By Mark Williams
Ford made quite a bit of news at the 2010 SAE World Congress this week in Detroit when it said that many of its upcoming technological advances in smaller gas engines came about by trying to make them more like traditional diesels.
Technologies such as direct injection, turbocharging, cooled exhaust gas recirculation (EGR), high-pressure injection and higher compression ratios are just a few of the overlapping features Ford will use in its new breed of smaller EcoBoost gasoline engines. Ford plans to introduce a V-6 EcoBoost engine into the F-150 lineup — which currently only offers less efficient and more powerful V-8s — by the fourth quarter of this year, but it has not released any power or fuel economy details.
Our guess is Ford will include the new EcoBoost motor along with a host of other weight-saving and fuel-efficient technologies, ensuring that this new option package will offer the highest gas mileage for any full-size pickup. But we’ll have to wait and see.
One of the most encouraging technologies not currently used in the EcoBoost engine but being seriously considered is a cooled EGR that could improve overall efficiency and reduce the tendency for an engine to knock.
The way it works is pretty simple: Gases are cooled in a heat exchanger before being pumped back into the cylinders, where the combustion temperatures will be lowered. Lower combustion temperatures mean more dense air and a bigger bang.
So far, this type of diesel technology works best with smaller engines, but there’s no telling where this melding of diesel and gas technologies might lead.
“When it comes to smaller-displacement engines, EcoBoost is the perfect solution for most consumers,” said Barb Samardzich, Ford’s vice president of powertrain engineering. “They get outstanding fuel economy and low-end torque.”

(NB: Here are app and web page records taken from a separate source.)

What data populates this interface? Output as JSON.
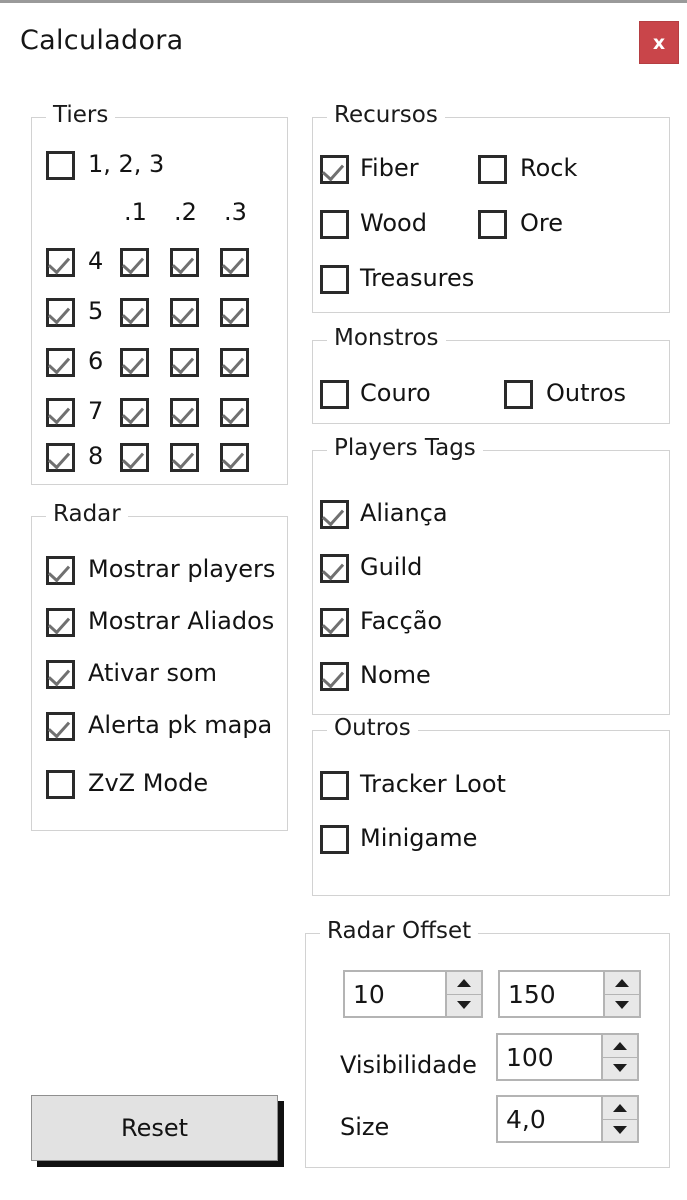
{
  "window": {
    "title": "Calculadora",
    "close_label": "x",
    "close_color": "#c9454a"
  },
  "tiers": {
    "legend": "Tiers",
    "master": {
      "label": "1, 2, 3",
      "checked": false
    },
    "column_headers": [
      ".1",
      ".2",
      ".3"
    ],
    "rows": [
      {
        "label": "4",
        "base_checked": true,
        "sub_checked": [
          true,
          true,
          true
        ]
      },
      {
        "label": "5",
        "base_checked": true,
        "sub_checked": [
          true,
          true,
          true
        ]
      },
      {
        "label": "6",
        "base_checked": true,
        "sub_checked": [
          true,
          true,
          true
        ]
      },
      {
        "label": "7",
        "base_checked": true,
        "sub_checked": [
          true,
          true,
          true
        ]
      },
      {
        "label": "8",
        "base_checked": true,
        "sub_checked": [
          true,
          true,
          true
        ]
      }
    ]
  },
  "radar": {
    "legend": "Radar",
    "items": [
      {
        "label": "Mostrar players",
        "checked": true
      },
      {
        "label": "Mostrar Aliados",
        "checked": true
      },
      {
        "label": "Ativar som",
        "checked": true
      },
      {
        "label": "Alerta pk mapa",
        "checked": true
      },
      {
        "label": "ZvZ Mode",
        "checked": false
      }
    ]
  },
  "recursos": {
    "legend": "Recursos",
    "items": [
      {
        "label": "Fiber",
        "checked": true
      },
      {
        "label": "Rock",
        "checked": false
      },
      {
        "label": "Wood",
        "checked": false
      },
      {
        "label": "Ore",
        "checked": false
      },
      {
        "label": "Treasures",
        "checked": false
      }
    ]
  },
  "monstros": {
    "legend": "Monstros",
    "items": [
      {
        "label": "Couro",
        "checked": false
      },
      {
        "label": "Outros",
        "checked": false
      }
    ]
  },
  "players_tags": {
    "legend": "Players Tags",
    "items": [
      {
        "label": "Aliança",
        "checked": true
      },
      {
        "label": "Guild",
        "checked": true
      },
      {
        "label": "Facção",
        "checked": true
      },
      {
        "label": "Nome",
        "checked": true
      }
    ]
  },
  "outros": {
    "legend": "Outros",
    "items": [
      {
        "label": "Tracker Loot",
        "checked": false
      },
      {
        "label": "Minigame",
        "checked": false
      }
    ]
  },
  "radar_offset": {
    "legend": "Radar Offset",
    "offset_x": "10",
    "offset_y": "150",
    "visibilidade_label": "Visibilidade",
    "visibilidade": "100",
    "size_label": "Size",
    "size": "4,0"
  },
  "reset": {
    "label": "Reset"
  }
}
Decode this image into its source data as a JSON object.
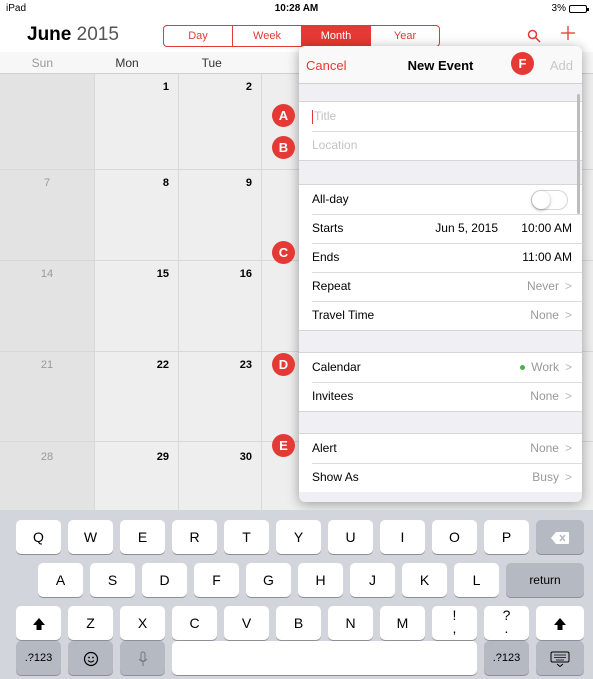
{
  "status_bar": {
    "device": "iPad",
    "time": "10:28 AM",
    "battery": "3%"
  },
  "calendar": {
    "month": "June",
    "year": "2015",
    "views": [
      "Day",
      "Week",
      "Month",
      "Year"
    ],
    "active_view": "Month",
    "weekdays": [
      "Sun",
      "Mon",
      "Tue"
    ],
    "weeks": [
      [
        "",
        "1",
        "2"
      ],
      [
        "7",
        "8",
        "9"
      ],
      [
        "14",
        "15",
        "16"
      ],
      [
        "21",
        "22",
        "23"
      ],
      [
        "28",
        "29",
        "30"
      ]
    ]
  },
  "new_event": {
    "cancel": "Cancel",
    "title": "New Event",
    "add": "Add",
    "title_placeholder": "Title",
    "location_placeholder": "Location",
    "all_day": "All-day",
    "starts": "Starts",
    "starts_date": "Jun 5, 2015",
    "starts_time": "10:00 AM",
    "ends": "Ends",
    "ends_time": "11:00 AM",
    "repeat": "Repeat",
    "repeat_value": "Never",
    "travel_time": "Travel Time",
    "travel_value": "None",
    "calendar": "Calendar",
    "calendar_value": "Work",
    "calendar_color": "#4caf50",
    "invitees": "Invitees",
    "invitees_value": "None",
    "alert": "Alert",
    "alert_value": "None",
    "show_as": "Show As",
    "show_as_value": "Busy"
  },
  "markers": [
    "A",
    "B",
    "C",
    "D",
    "E",
    "F"
  ],
  "keyboard": {
    "row1": [
      "Q",
      "W",
      "E",
      "R",
      "T",
      "Y",
      "U",
      "I",
      "O",
      "P"
    ],
    "row2": [
      "A",
      "S",
      "D",
      "F",
      "G",
      "H",
      "J",
      "K",
      "L"
    ],
    "row3": [
      "Z",
      "X",
      "C",
      "V",
      "B",
      "N",
      "M",
      "!\n,",
      "?\n."
    ],
    "return": "return",
    "numbers": ".?123"
  },
  "accent_color": "#e53935"
}
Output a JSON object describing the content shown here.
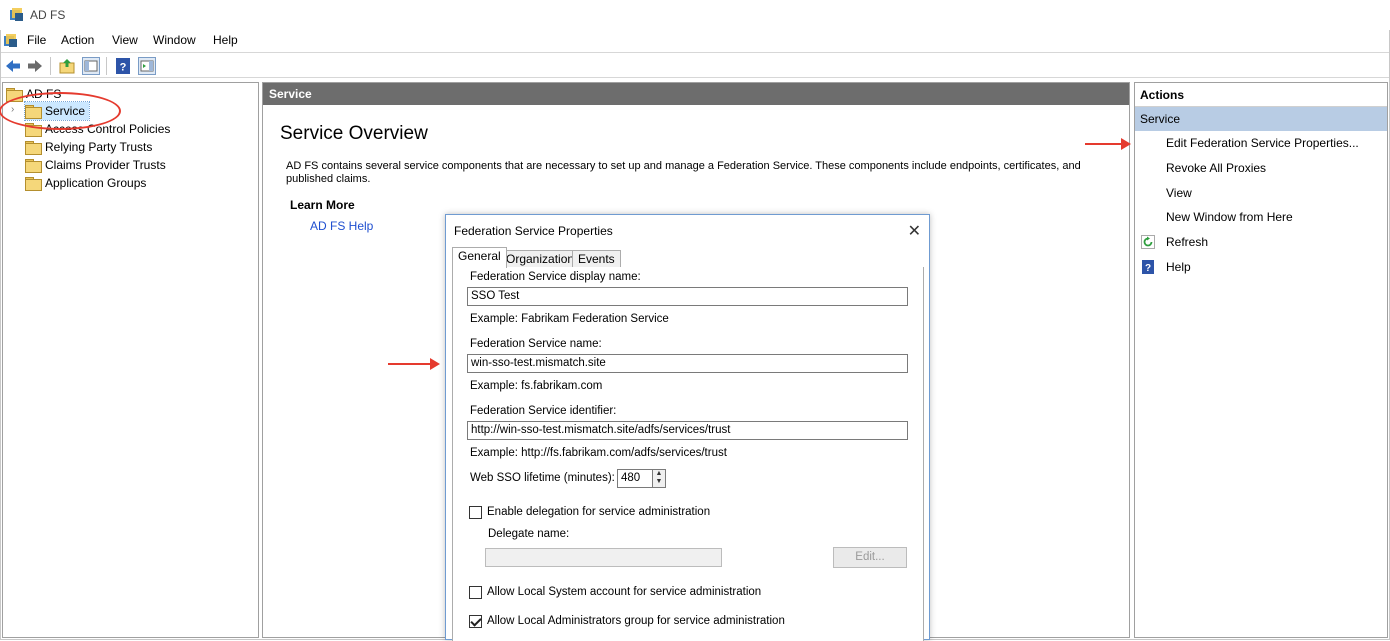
{
  "window": {
    "title": "AD FS"
  },
  "menu": [
    "File",
    "Action",
    "View",
    "Window",
    "Help"
  ],
  "toolbar": {
    "icons": [
      "back-icon",
      "forward-icon",
      "up-folder-icon",
      "show-hide-console-tree-icon",
      "help-icon",
      "show-hide-action-pane-icon"
    ]
  },
  "tree": {
    "root": "AD FS",
    "items": [
      "Service",
      "Access Control Policies",
      "Relying Party Trusts",
      "Claims Provider Trusts",
      "Application Groups"
    ],
    "selected": "Service"
  },
  "center": {
    "header": "Service",
    "title": "Service Overview",
    "description": "AD FS contains several service components that are necessary to set up and manage a Federation Service. These components include endpoints, certificates, and published claims.",
    "learn_more": "Learn More",
    "help_link": "AD FS Help"
  },
  "actions": {
    "header": "Actions",
    "section": "Service",
    "items": [
      {
        "label": "Edit Federation Service Properties...",
        "icon": ""
      },
      {
        "label": "Revoke All Proxies",
        "icon": ""
      },
      {
        "label": "View",
        "icon": ""
      },
      {
        "label": "New Window from Here",
        "icon": ""
      },
      {
        "label": "Refresh",
        "icon": "refresh-icon"
      },
      {
        "label": "Help",
        "icon": "help-icon"
      }
    ]
  },
  "dialog": {
    "title": "Federation Service Properties",
    "tabs": [
      "General",
      "Organization",
      "Events"
    ],
    "active_tab": "General",
    "display_name_label": "Federation Service display name:",
    "display_name_value": "SSO Test",
    "display_name_example": "Example: Fabrikam Federation Service",
    "service_name_label": "Federation Service name:",
    "service_name_value": "win-sso-test.mismatch.site",
    "service_name_example": "Example: fs.fabrikam.com",
    "identifier_label": "Federation Service identifier:",
    "identifier_value": "http://win-sso-test.mismatch.site/adfs/services/trust",
    "identifier_example": "Example: http://fs.fabrikam.com/adfs/services/trust",
    "sso_lifetime_label": "Web SSO lifetime (minutes):",
    "sso_lifetime_value": "480",
    "enable_delegation_label": "Enable delegation for service administration",
    "enable_delegation_checked": false,
    "delegate_name_label": "Delegate name:",
    "delegate_name_value": "",
    "edit_button": "Edit...",
    "allow_local_system_label": "Allow Local System account for service administration",
    "allow_local_system_checked": false,
    "allow_local_admins_label": "Allow Local Administrators group for service administration",
    "allow_local_admins_checked": true
  },
  "colors": {
    "annotation_red": "#e53a2e",
    "action_section_bg": "#b8cce4",
    "pane_header_bg": "#6d6d6d",
    "link_blue": "#1f4fd0"
  }
}
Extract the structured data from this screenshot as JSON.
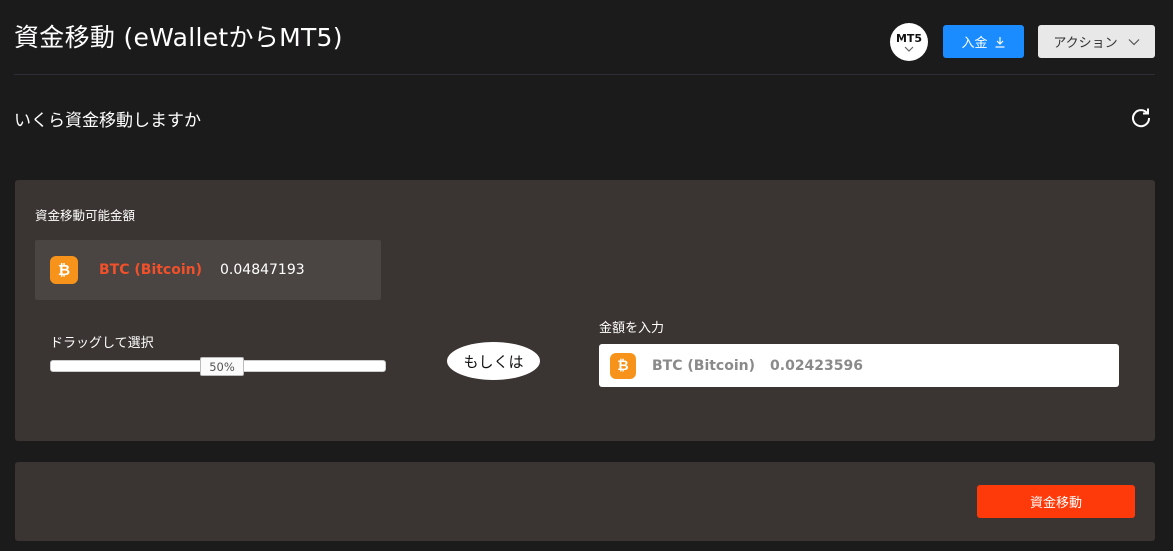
{
  "header": {
    "title": "資金移動 (eWalletからMT5)",
    "mt5_badge": "MT5",
    "deposit_label": "入金",
    "action_label": "アクション"
  },
  "section": {
    "subtitle": "いくら資金移動しますか"
  },
  "available": {
    "label": "資金移動可能金額",
    "currency": "BTC (Bitcoin)",
    "amount": "0.04847193",
    "coin_icon": "bitcoin-icon"
  },
  "slider": {
    "label": "ドラッグして選択",
    "value_text": "50%",
    "value": 0.5
  },
  "or_text": "もしくは",
  "amount_input": {
    "label": "金額を入力",
    "currency": "BTC (Bitcoin)",
    "value": "0.02423596"
  },
  "submit_label": "資金移動",
  "colors": {
    "background": "#1c1b1c",
    "card": "#3a3532",
    "accent_blue": "#1a8cff",
    "accent_red": "#ff3a0a",
    "btc_orange": "#f7931a",
    "currency_red": "#f0502a"
  }
}
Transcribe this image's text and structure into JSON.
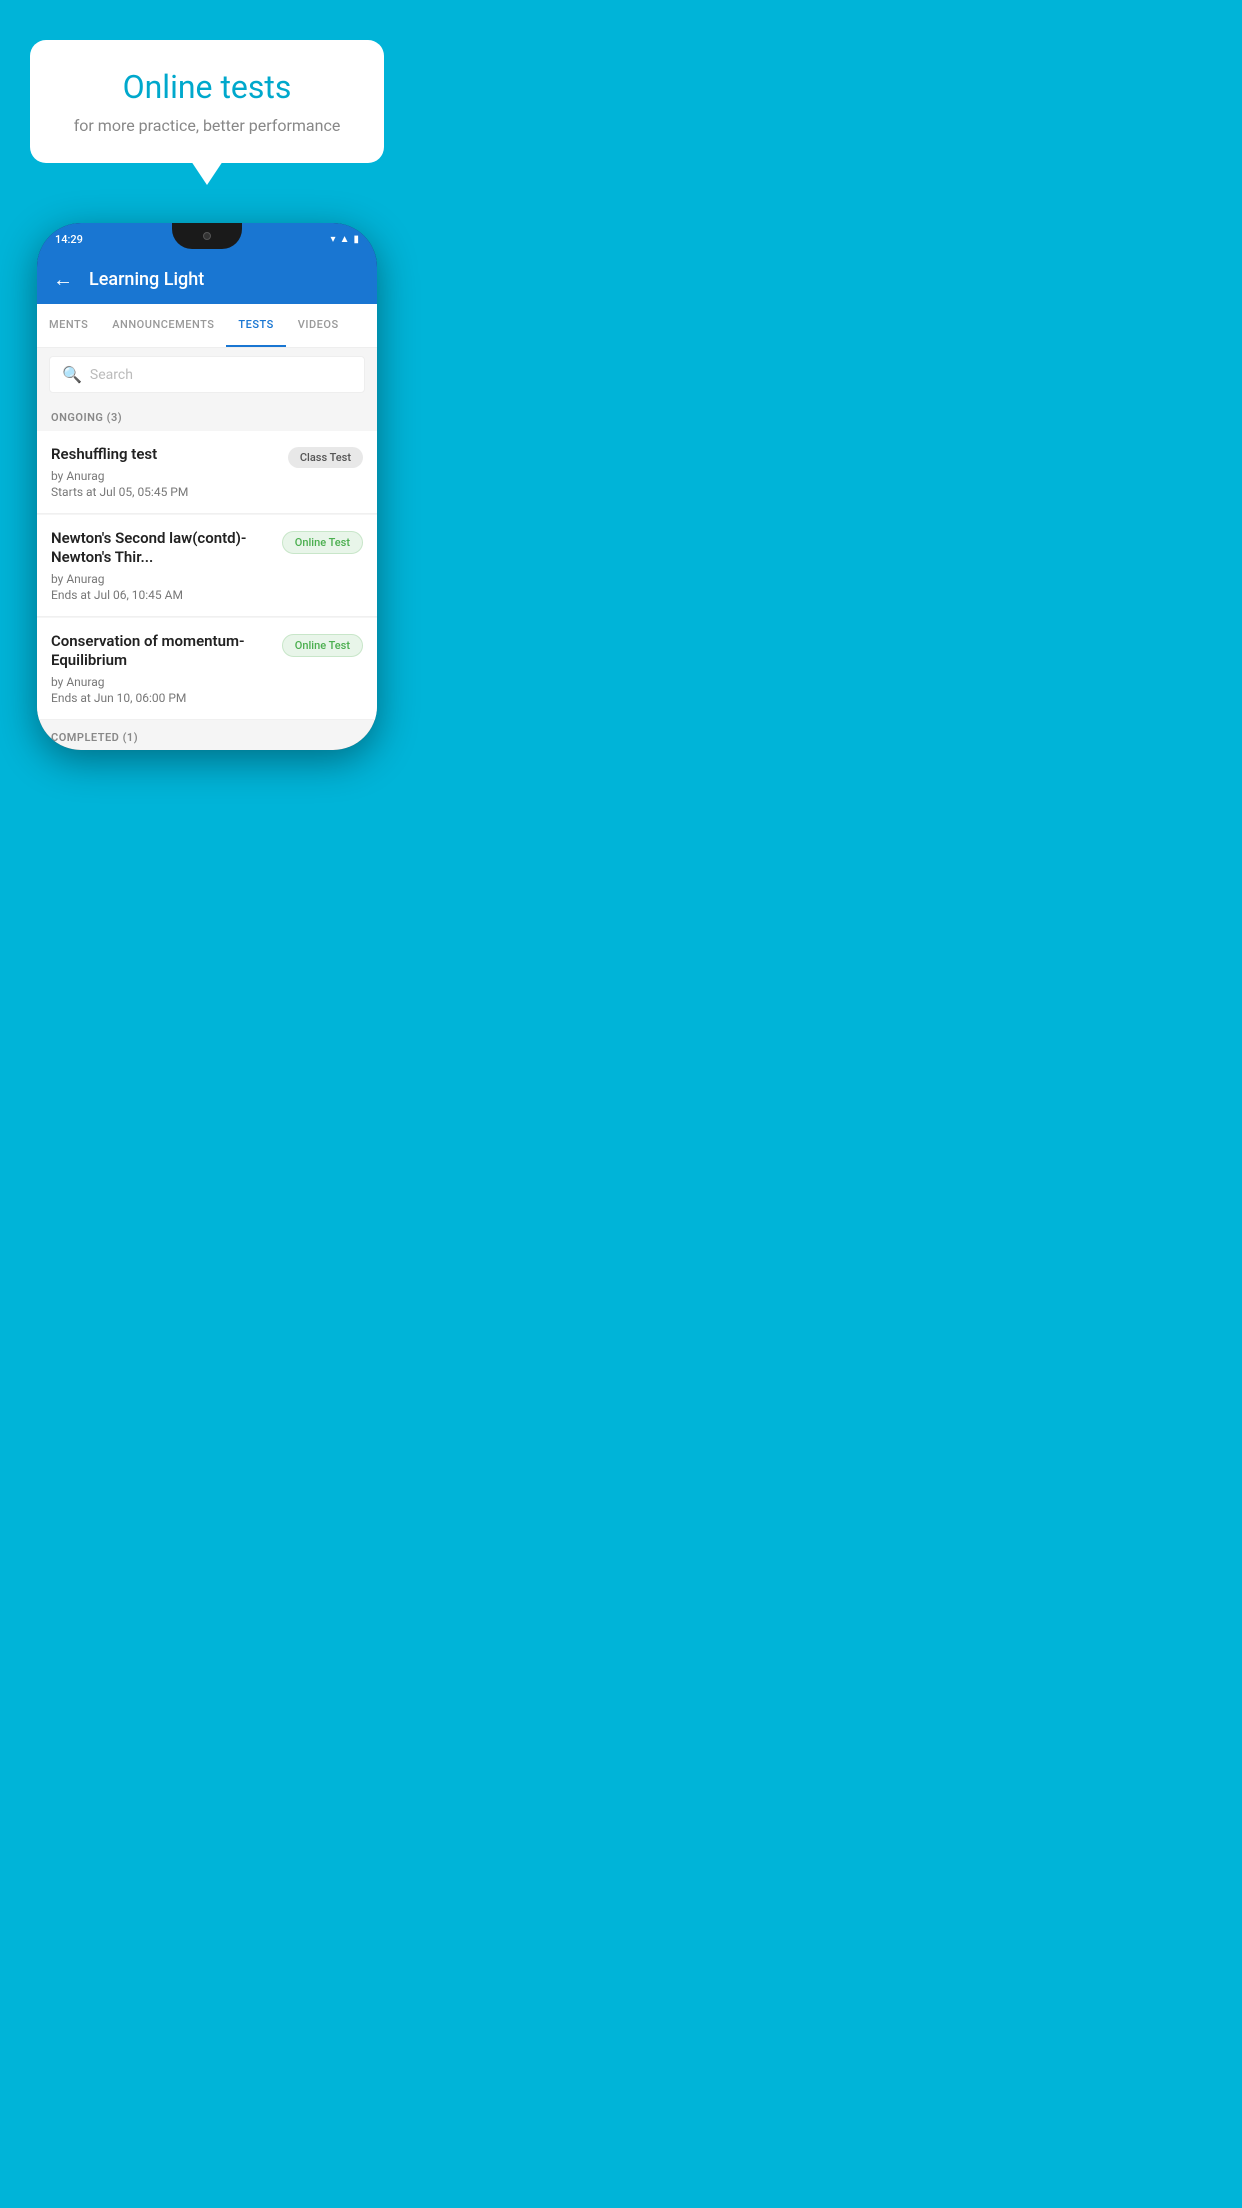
{
  "background_color": "#00B4D8",
  "speech_bubble": {
    "title": "Online tests",
    "subtitle": "for more practice, better performance"
  },
  "phone": {
    "status_bar": {
      "time": "14:29",
      "icons": [
        "wifi",
        "signal",
        "battery"
      ]
    },
    "header": {
      "title": "Learning Light",
      "back_label": "←"
    },
    "tabs": [
      {
        "label": "MENTS",
        "active": false
      },
      {
        "label": "ANNOUNCEMENTS",
        "active": false
      },
      {
        "label": "TESTS",
        "active": true
      },
      {
        "label": "VIDEOS",
        "active": false
      }
    ],
    "search": {
      "placeholder": "Search"
    },
    "sections": [
      {
        "header": "ONGOING (3)",
        "tests": [
          {
            "name": "Reshuffling test",
            "author": "by Anurag",
            "time_label": "Starts at",
            "time": "Jul 05, 05:45 PM",
            "badge": "Class Test",
            "badge_type": "class"
          },
          {
            "name": "Newton's Second law(contd)-Newton's Thir...",
            "author": "by Anurag",
            "time_label": "Ends at",
            "time": "Jul 06, 10:45 AM",
            "badge": "Online Test",
            "badge_type": "online"
          },
          {
            "name": "Conservation of momentum-Equilibrium",
            "author": "by Anurag",
            "time_label": "Ends at",
            "time": "Jun 10, 06:00 PM",
            "badge": "Online Test",
            "badge_type": "online"
          }
        ]
      }
    ],
    "completed_header": "COMPLETED (1)"
  }
}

Although these advancements seem encouraging, they don’t come without costs. High-pressure common-rail systems are expensive to use, even if they don’t run at the extremely high pressures that the Power Stroke, Cummins or Duramax do.
“An EcoBoost engine has much higher operating temperatures than a diesel engine ... and many parts (on our current engines) had to be upgraded to special metals and alloys that hold up to that environment,” said Brett Hinds, manager of Ford’s advanced engine design. “Our exhaust manifolds, for example, are made of stainless steel, and the turbochargers (on all our EcoBoost engines) are made from high-temperature cast-iron alloy.”
Bob Fascetti, director of large gas and diesel engine engineering, believes the technology will expand. “We’re introducing about 30 powertrains in the next couple of years to power everything from small cars to large pickup trucks. Our experience with a wide range of engines allows us to take the best solutions and apply them to many platforms, ultimately benefiting our customers,” he said.
It sounds like if Ford doesn’t eventually put a small diesel in the F-150 soon, it will at least have an EcoBoost gas engine with many of the same technologies.